From IWU Magazine, Spring 2012 edition
For five decades, Illinois Wesleyan's law school trained top legal minds
Story by TIM OBERMILLER
Most alumni probably aren't aware that Illinois Wesleyan once had a law school, but over its 53-year history the law program was regarded as one of the university's great successes. Many of its graduates, such as U.S. Senator Scott Lucas, became leaders in their fields. Others, like Antoinette Funk, worked to change the norms of society as a whole.
Illinois Wesleyan was the youthful age of 24 when it decided to open its own law school in 1874. During IWU President Samuel Fallows' brief but productive administration, nonresident and post-graduate courses were established, but the law school quickly became the standout. The June 1874 issue of the Wesleyan Alumni Journal declared, "There is perhaps no Department either established or to be established of greater immediate vital importance to the University and the people generally than the Law Department."
McLean's County's active judges and attorneys both created and ran the school. There were no full-time professors. An article in the University Archives written by Class of 1915 alumnus Roy A. Ramseyer states: "Many of us as students felt that this was a decided advantage, in that the instructors came to their classes with a practical knowledge of the everyday application of the principles which they were teaching."
In order to gain admittance, students "were required to be at least 18 years of age and of good moral character," wrote Ramseyer, while the school's curriculum "was modeled after the courses of the best law schools in the United States." According to the book Bar None: 125 Years of Women Lawyers in Illinois, students "attended lectures, did moot court exercises, studied major texts such as Blackstone's commentaries and were required to pass a comprehensive exam at the end of their senior year."
Law students did not separate themselves from other Wesleyan students, engaging in many college activities. "Its students always constituted a considerable proportion of the various athletic teams which represented Wesleyan," Ramseyer noted. Future senator Lucas, for example, played left end on the 1912 football team.
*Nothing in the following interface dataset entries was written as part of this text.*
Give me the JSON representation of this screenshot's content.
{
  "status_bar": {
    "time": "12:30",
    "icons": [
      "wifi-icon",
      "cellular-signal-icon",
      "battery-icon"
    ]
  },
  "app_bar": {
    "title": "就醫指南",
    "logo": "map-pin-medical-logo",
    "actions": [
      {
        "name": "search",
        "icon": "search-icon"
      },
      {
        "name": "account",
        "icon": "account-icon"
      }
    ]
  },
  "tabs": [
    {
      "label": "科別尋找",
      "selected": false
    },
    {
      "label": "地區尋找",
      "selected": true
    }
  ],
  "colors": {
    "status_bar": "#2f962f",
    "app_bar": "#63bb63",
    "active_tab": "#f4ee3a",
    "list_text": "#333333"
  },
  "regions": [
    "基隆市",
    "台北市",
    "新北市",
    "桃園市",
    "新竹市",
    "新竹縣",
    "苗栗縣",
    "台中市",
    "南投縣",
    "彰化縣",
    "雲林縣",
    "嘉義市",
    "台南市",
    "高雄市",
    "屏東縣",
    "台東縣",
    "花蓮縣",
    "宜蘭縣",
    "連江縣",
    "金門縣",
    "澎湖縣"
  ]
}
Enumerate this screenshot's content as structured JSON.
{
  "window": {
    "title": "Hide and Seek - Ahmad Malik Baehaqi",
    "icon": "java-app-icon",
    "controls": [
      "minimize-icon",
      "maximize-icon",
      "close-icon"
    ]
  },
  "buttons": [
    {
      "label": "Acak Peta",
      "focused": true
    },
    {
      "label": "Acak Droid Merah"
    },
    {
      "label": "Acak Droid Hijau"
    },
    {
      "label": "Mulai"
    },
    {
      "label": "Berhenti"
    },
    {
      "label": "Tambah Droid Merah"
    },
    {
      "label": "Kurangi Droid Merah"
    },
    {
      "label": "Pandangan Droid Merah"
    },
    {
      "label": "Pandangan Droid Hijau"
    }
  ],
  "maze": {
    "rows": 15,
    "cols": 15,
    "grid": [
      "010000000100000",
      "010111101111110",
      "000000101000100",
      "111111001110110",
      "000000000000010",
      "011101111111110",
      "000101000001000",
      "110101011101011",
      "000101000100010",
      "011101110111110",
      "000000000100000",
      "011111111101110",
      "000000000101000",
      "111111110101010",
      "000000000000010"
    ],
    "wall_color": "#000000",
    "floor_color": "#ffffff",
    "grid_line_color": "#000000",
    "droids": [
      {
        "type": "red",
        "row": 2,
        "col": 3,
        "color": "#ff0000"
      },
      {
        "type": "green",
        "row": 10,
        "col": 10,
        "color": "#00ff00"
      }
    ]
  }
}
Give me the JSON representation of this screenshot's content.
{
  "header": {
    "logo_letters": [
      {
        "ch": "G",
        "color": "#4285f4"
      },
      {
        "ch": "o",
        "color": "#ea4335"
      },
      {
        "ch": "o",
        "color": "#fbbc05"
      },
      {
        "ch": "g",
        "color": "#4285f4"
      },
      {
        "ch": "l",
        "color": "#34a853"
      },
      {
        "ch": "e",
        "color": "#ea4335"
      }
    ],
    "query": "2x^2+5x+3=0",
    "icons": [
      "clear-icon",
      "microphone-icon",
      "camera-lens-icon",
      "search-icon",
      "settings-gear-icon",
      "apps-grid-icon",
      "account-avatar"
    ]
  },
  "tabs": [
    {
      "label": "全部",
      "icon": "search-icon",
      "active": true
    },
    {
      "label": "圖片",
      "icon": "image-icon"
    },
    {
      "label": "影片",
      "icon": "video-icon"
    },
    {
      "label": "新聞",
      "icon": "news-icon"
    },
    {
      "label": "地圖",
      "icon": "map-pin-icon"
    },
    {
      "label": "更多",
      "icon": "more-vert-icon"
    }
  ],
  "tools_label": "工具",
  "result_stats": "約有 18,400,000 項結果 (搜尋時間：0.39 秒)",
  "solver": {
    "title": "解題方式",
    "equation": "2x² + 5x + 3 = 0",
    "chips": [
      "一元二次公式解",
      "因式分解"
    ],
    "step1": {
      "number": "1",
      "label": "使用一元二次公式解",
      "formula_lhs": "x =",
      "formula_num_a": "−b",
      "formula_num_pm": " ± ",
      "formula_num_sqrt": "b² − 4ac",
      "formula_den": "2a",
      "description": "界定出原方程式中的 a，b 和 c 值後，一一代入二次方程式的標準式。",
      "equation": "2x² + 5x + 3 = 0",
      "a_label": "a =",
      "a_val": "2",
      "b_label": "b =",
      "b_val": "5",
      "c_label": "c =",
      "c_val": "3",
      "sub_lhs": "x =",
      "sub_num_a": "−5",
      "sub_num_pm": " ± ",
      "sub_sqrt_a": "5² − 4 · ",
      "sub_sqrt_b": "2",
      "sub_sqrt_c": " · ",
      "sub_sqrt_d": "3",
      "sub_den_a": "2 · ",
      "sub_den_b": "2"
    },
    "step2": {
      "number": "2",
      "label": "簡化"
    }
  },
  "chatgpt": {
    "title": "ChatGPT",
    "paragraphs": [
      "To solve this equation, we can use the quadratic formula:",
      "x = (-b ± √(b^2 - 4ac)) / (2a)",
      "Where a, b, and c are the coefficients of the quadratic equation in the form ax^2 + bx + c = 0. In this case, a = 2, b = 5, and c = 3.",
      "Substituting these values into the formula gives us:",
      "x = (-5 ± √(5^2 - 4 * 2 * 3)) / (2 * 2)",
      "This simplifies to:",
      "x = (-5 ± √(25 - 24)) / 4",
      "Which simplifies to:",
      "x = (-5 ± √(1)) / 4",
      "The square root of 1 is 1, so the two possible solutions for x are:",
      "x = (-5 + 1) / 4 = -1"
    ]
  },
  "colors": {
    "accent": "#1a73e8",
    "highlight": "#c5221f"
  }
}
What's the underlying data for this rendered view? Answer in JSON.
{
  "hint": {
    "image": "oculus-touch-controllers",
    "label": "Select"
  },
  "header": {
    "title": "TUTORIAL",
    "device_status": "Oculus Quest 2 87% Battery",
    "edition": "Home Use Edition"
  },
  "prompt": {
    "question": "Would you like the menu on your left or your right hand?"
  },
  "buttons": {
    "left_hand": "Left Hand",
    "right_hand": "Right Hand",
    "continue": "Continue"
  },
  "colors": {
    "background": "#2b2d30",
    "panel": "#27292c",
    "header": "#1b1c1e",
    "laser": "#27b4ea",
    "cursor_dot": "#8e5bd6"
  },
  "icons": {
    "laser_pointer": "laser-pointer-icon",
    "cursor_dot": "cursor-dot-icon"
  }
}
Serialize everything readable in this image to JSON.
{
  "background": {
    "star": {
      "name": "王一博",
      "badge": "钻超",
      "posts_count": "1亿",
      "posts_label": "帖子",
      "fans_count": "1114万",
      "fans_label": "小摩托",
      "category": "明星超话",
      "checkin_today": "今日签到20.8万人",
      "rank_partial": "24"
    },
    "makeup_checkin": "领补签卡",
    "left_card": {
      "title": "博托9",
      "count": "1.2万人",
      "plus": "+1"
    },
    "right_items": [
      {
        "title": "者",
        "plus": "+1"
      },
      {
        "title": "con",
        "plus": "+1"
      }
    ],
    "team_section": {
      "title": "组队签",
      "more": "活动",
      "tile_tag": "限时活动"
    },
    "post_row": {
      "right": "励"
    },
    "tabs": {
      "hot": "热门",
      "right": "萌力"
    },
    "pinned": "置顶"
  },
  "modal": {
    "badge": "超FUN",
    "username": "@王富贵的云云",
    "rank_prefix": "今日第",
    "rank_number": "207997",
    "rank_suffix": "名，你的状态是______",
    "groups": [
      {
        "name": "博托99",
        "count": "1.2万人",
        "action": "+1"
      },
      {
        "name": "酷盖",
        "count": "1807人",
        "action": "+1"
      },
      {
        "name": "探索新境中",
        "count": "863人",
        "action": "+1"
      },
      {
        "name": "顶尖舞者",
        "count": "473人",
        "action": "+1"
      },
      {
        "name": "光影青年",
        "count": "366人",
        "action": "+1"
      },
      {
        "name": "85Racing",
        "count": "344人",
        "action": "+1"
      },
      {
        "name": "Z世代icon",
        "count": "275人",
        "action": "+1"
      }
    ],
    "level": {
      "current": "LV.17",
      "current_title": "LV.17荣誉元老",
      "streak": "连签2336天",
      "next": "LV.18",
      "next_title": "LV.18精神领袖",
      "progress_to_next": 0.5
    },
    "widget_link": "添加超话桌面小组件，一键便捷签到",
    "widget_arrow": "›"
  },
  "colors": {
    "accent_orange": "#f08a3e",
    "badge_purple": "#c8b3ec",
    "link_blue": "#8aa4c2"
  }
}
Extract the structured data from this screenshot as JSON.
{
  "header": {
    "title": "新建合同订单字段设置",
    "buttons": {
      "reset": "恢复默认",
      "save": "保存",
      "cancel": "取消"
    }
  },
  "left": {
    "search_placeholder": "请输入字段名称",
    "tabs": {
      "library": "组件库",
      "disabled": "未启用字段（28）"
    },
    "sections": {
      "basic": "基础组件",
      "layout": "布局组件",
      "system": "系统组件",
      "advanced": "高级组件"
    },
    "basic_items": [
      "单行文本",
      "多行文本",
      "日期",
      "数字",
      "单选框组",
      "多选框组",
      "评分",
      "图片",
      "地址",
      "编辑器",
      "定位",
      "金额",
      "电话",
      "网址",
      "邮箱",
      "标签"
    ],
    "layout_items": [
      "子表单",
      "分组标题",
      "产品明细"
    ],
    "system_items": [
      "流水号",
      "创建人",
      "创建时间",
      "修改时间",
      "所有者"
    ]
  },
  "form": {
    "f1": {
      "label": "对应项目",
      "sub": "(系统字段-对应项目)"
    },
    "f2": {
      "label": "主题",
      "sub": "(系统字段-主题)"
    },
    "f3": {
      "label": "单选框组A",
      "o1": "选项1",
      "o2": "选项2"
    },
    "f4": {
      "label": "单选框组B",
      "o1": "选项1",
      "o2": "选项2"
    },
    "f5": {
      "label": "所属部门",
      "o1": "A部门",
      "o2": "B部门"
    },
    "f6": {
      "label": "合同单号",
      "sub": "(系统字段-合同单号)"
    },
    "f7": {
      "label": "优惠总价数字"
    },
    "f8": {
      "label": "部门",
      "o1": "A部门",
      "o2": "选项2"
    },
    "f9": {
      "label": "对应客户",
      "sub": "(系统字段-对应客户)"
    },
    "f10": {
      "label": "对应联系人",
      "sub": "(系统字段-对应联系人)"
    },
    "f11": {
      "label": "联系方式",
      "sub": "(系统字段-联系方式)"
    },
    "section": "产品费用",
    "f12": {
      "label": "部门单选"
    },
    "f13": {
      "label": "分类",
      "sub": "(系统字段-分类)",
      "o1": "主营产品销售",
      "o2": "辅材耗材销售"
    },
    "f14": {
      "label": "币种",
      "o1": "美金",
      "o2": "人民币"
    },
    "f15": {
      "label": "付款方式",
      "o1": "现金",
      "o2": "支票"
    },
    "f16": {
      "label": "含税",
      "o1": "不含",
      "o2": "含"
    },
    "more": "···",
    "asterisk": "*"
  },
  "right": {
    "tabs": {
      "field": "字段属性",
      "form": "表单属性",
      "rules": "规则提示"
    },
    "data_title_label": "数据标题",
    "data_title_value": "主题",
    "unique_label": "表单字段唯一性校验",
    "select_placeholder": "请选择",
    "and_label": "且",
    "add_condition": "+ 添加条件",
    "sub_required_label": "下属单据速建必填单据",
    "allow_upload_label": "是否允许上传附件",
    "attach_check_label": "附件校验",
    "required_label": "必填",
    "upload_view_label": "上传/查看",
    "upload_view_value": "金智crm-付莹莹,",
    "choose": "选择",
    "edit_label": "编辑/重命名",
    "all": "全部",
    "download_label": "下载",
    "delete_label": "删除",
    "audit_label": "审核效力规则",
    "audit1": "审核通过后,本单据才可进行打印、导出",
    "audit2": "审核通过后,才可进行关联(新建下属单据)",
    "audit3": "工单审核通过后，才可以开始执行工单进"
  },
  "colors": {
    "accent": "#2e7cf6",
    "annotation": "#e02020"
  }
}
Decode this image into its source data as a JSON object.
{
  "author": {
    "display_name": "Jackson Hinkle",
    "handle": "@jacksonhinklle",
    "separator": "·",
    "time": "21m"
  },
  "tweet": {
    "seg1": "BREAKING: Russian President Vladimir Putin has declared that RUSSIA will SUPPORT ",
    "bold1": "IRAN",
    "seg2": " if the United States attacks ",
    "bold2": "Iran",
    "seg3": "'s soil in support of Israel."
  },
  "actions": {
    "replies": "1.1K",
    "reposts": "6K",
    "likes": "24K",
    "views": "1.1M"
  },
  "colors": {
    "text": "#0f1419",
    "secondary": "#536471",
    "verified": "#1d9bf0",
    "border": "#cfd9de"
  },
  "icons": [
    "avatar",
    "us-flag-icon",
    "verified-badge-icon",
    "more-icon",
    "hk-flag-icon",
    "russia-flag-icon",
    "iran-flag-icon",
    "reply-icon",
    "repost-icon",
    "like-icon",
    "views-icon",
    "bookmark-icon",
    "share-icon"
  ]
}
The first graduating law class had only seven students, but enrollment quickly grew. From an average of 60 students, it reached its peak at 133 students in 1923.
Law classes were held in the lower level of the Main Building, also known as Hedding Hall, which burned down in 1943. For a time, classroom space was rented near Bloomington's Courthouse Square so that busy judges and attorneys who taught Wesleyan's law students could save the time it took to travel to campus.
Prior to the 20th century, IWU was one of only four Illinois universities that allowed women to study law. In 1879, Marietta Brown Reed Shay became the first woman graduate of the law school and also won a coveted $50 prize given for the best final exam. The sixth woman to practice law in the state, Shay wrote A Student's Guide to Common Law Pleading. Published under the name M. B. R. Shay in 1881, the book won positive reviews in law journals and became required reading at many law schools — including Illinois Wesleyan's.
In another law school first, Gus A. Hill became the University's first black alumnus when he received his degree from the school in 1880.
By the 1890s, when Antoinette Funk was among its students, the law school had secured a reputation "as broad as the whole West," reported the Wesleyan Echo. "From all parts of the land students come to enjoy the privileges here afforded. The judges of the supreme court of Illinois have recommended it and have backed up their words by sending their own sons to Bloomington."
During its history, the school graduated nearly 1,000 students. Best known was Scott Lucas (D-Ill.), class of 1914, who served in both the U.S. House and Senate and became Senate majority leader from 1948-1950. He helped pass the 1936 Soil Conservation Act, ran the Midwest branch of Harry Truman's successful presidential campaign and was an early advocate for civil rights. Lucas was also one of the earliest critics of Sen. Joseph McCarthy's anti-Communist crusade and found himself targeted by McCarthy during his 1950 reelection bid, in which he was defeated by Everett M. Dirksen.
Other law graduates included two state governors — Clarence Baldridge of Idaho and Lester Hunt of Wyoming — as well as University of Arizona President J. Byron McCormick. Another well-known alumnus was Sigmund Livingston, class of 1913. As founder and first president of the Anti-Defamation League, Livingston traveled across the country speaking out against anti-Semitism, which he saw rooted in damaging but popular stereotypes and misinformation about Jewish people.
What many of the law students felt was one of the school's greatest strengths — its use of practicing judges and lawyers as professors — eventually led to its demise. In 1927, the North Central Association of Colleges and Secondary Schools ruled that an accredited law school must have at least three full-time law professors and an independent law library. Since funding for such amenities was not available, the decision was made to close the law school that same year. An attempt by the Board of Trustees in 1928 to resurrect the school failed to raise sufficient funds, as did a second attempt in 1934.
"The old Law School is now history, but it is an honorable history," alumnus Ramseyer wrote after its closing. "We may take just pride in the realization of what our Alma Mater, the Law School, has accomplished."